EXERCISE →
Exact repetition is required: reproduce every line of the data.

ENTRIES SUPPLIED →
####
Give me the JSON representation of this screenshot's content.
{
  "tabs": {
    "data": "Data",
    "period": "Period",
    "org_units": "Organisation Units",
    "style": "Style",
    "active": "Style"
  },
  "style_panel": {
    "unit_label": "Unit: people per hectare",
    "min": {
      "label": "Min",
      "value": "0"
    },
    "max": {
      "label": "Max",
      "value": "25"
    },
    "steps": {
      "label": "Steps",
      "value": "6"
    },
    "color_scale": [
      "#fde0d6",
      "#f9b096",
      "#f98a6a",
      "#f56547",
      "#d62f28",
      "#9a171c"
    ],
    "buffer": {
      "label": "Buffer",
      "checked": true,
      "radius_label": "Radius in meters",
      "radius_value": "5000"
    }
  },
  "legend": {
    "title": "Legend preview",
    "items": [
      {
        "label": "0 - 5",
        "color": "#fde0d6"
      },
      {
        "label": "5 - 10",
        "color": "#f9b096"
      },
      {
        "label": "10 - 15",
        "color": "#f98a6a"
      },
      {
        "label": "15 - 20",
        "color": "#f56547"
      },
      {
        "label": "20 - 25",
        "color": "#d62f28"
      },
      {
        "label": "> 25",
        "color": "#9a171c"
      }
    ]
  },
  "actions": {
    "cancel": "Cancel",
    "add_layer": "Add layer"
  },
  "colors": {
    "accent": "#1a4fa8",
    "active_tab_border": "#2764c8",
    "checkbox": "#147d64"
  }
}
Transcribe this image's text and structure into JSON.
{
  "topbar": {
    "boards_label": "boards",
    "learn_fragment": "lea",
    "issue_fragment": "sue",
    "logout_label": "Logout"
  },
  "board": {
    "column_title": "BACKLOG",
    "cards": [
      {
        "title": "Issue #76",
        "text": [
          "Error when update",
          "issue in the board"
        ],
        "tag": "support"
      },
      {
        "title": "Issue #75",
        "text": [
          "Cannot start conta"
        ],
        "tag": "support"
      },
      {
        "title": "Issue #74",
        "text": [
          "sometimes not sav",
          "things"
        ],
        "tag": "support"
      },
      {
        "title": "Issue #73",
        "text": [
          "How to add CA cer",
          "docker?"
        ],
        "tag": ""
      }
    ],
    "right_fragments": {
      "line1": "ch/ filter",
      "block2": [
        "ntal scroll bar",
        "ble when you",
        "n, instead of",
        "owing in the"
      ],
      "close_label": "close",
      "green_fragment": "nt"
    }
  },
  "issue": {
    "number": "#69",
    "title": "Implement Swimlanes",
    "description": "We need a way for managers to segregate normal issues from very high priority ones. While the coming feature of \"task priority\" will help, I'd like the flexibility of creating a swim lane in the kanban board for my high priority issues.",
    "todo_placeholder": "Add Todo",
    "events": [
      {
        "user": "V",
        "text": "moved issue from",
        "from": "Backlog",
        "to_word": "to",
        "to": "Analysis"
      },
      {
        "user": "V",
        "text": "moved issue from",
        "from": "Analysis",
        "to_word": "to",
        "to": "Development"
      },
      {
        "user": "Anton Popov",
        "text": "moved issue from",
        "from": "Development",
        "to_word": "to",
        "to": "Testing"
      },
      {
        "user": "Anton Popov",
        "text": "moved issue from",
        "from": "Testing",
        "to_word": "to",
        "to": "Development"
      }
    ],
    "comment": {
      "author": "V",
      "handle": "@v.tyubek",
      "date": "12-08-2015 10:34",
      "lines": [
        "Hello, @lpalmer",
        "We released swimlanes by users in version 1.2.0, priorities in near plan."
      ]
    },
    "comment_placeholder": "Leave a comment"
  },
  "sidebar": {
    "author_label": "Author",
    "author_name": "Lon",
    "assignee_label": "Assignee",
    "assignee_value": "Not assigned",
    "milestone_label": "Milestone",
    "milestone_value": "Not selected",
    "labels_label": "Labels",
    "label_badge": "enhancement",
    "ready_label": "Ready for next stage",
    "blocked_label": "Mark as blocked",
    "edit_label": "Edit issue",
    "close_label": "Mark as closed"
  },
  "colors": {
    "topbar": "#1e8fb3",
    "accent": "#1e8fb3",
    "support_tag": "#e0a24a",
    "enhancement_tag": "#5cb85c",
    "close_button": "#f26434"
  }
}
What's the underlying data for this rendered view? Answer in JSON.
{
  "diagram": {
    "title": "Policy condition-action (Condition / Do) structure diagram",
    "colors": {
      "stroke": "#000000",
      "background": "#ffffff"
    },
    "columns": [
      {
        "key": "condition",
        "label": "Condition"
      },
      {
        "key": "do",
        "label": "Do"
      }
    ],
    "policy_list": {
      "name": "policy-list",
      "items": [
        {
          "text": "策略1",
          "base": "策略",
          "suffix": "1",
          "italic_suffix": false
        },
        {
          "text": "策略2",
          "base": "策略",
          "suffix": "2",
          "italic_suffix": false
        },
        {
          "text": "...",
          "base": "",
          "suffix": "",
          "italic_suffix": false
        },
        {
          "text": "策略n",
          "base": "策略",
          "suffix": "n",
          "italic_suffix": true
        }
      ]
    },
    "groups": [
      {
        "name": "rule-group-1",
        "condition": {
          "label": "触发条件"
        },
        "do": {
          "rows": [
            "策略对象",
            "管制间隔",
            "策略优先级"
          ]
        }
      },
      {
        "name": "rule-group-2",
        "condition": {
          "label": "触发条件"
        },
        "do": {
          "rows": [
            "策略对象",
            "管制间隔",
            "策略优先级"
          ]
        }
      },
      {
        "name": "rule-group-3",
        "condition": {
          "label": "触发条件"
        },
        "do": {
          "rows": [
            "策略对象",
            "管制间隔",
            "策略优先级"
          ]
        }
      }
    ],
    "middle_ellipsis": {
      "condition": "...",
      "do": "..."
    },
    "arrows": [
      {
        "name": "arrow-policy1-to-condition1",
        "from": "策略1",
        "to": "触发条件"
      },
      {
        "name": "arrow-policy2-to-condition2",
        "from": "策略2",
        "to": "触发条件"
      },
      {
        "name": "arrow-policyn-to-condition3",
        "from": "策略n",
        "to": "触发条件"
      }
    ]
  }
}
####
WRITTEN RESPONSE →
Give me the JSON representation of this screenshot's content.
{
  "tabs": {
    "data": "Data",
    "period": "Period",
    "org_units": "Organisation Units",
    "style": "Style",
    "active": "Style"
  },
  "style_panel": {
    "unit_label": "Unit: people per hectare",
    "min": {
      "label": "Min",
      "value": "0"
    },
    "max": {
      "label": "Max",
      "value": "25"
    },
    "steps": {
      "label": "Steps",
      "value": "6"
    },
    "color_scale": [
      "#fde0d6",
      "#f9b096",
      "#f98a6a",
      "#f56547",
      "#d62f28",
      "#9a171c"
    ],
    "buffer": {
      "label": "Buffer",
      "checked": true,
      "radius_label": "Radius in meters",
      "radius_value": "5000"
    }
  },
  "legend": {
    "title": "Legend preview",
    "items": [
      {
        "label": "0 - 5",
        "color": "#fde0d6"
      },
      {
        "label": "5 - 10",
        "color": "#f9b096"
      },
      {
        "label": "10 - 15",
        "color": "#f98a6a"
      },
      {
        "label": "15 - 20",
        "color": "#f56547"
      },
      {
        "label": "20 - 25",
        "color": "#d62f28"
      },
      {
        "label": "> 25",
        "color": "#9a171c"
      }
    ]
  },
  "actions": {
    "cancel": "Cancel",
    "add_layer": "Add layer"
  },
  "colors": {
    "accent": "#1a4fa8",
    "active_tab_border": "#2764c8",
    "checkbox": "#147d64"
  }
}
Transcribe this image's text and structure into JSON.
{
  "topbar": {
    "boards_label": "boards",
    "learn_fragment": "lea",
    "issue_fragment": "sue",
    "logout_label": "Logout"
  },
  "board": {
    "column_title": "BACKLOG",
    "cards": [
      {
        "title": "Issue #76",
        "text": [
          "Error when update",
          "issue in the board"
        ],
        "tag": "support"
      },
      {
        "title": "Issue #75",
        "text": [
          "Cannot start conta"
        ],
        "tag": "support"
      },
      {
        "title": "Issue #74",
        "text": [
          "sometimes not sav",
          "things"
        ],
        "tag": "support"
      },
      {
        "title": "Issue #73",
        "text": [
          "How to add CA cer",
          "docker?"
        ],
        "tag": ""
      }
    ],
    "right_fragments": {
      "line1": "ch/ filter",
      "block2": [
        "ntal scroll bar",
        "ble when you",
        "n, instead of",
        "owing in the"
      ],
      "close_label": "close",
      "green_fragment": "nt"
    }
  },
  "issue": {
    "number": "#69",
    "title": "Implement Swimlanes",
    "description": "We need a way for managers to segregate normal issues from very high priority ones. While the coming feature of \"task priority\" will help, I'd like the flexibility of creating a swim lane in the kanban board for my high priority issues.",
    "todo_placeholder": "Add Todo",
    "events": [
      {
        "user": "V",
        "text": "moved issue from",
        "from": "Backlog",
        "to_word": "to",
        "to": "Analysis"
      },
      {
        "user": "V",
        "text": "moved issue from",
        "from": "Analysis",
        "to_word": "to",
        "to": "Development"
      },
      {
        "user": "Anton Popov",
        "text": "moved issue from",
        "from": "Development",
        "to_word": "to",
        "to": "Testing"
      },
      {
        "user": "Anton Popov",
        "text": "moved issue from",
        "from": "Testing",
        "to_word": "to",
        "to": "Development"
      }
    ],
    "comment": {
      "author": "V",
      "handle": "@v.tyubek",
      "date": "12-08-2015 10:34",
      "lines": [
        "Hello, @lpalmer",
        "We released swimlanes by users in version 1.2.0, priorities in near plan."
      ]
    },
    "comment_placeholder": "Leave a comment"
  },
  "sidebar": {
    "author_label": "Author",
    "author_name": "Lon",
    "assignee_label": "Assignee",
    "assignee_value": "Not assigned",
    "milestone_label": "Milestone",
    "milestone_value": "Not selected",
    "labels_label": "Labels",
    "label_badge": "enhancement",
    "ready_label": "Ready for next stage",
    "blocked_label": "Mark as blocked",
    "edit_label": "Edit issue",
    "close_label": "Mark as closed"
  },
  "colors": {
    "topbar": "#1e8fb3",
    "accent": "#1e8fb3",
    "support_tag": "#e0a24a",
    "enhancement_tag": "#5cb85c",
    "close_button": "#f26434"
  }
}
What's the underlying data for this rendered view? Answer in JSON.
{
  "diagram": {
    "title": "Policy condition-action (Condition / Do) structure diagram",
    "colors": {
      "stroke": "#000000",
      "background": "#ffffff"
    },
    "columns": [
      {
        "key": "condition",
        "label": "Condition"
      },
      {
        "key": "do",
        "label": "Do"
      }
    ],
    "policy_list": {
      "name": "policy-list",
      "items": [
        {
          "text": "策略1",
          "base": "策略",
          "suffix": "1",
          "italic_suffix": false
        },
        {
          "text": "策略2",
          "base": "策略",
          "suffix": "2",
          "italic_suffix": false
        },
        {
          "text": "...",
          "base": "",
          "suffix": "",
          "italic_suffix": false
        },
        {
          "text": "策略n",
          "base": "策略",
          "suffix": "n",
          "italic_suffix": true
        }
      ]
    },
    "groups": [
      {
        "name": "rule-group-1",
        "condition": {
          "label": "触发条件"
        },
        "do": {
          "rows": [
            "策略对象",
            "管制间隔",
            "策略优先级"
          ]
        }
      },
      {
        "name": "rule-group-2",
        "condition": {
          "label": "触发条件"
        },
        "do": {
          "rows": [
            "策略对象",
            "管制间隔",
            "策略优先级"
          ]
        }
      },
      {
        "name": "rule-group-3",
        "condition": {
          "label": "触发条件"
        },
        "do": {
          "rows": [
            "策略对象",
            "管制间隔",
            "策略优先级"
          ]
        }
      }
    ],
    "middle_ellipsis": {
      "condition": "...",
      "do": "..."
    },
    "arrows": [
      {
        "name": "arrow-policy1-to-condition1",
        "from": "策略1",
        "to": "触发条件"
      },
      {
        "name": "arrow-policy2-to-condition2",
        "from": "策略2",
        "to": "触发条件"
      },
      {
        "name": "arrow-policyn-to-condition3",
        "from": "策略n",
        "to": "触发条件"
      }
    ]
  }
}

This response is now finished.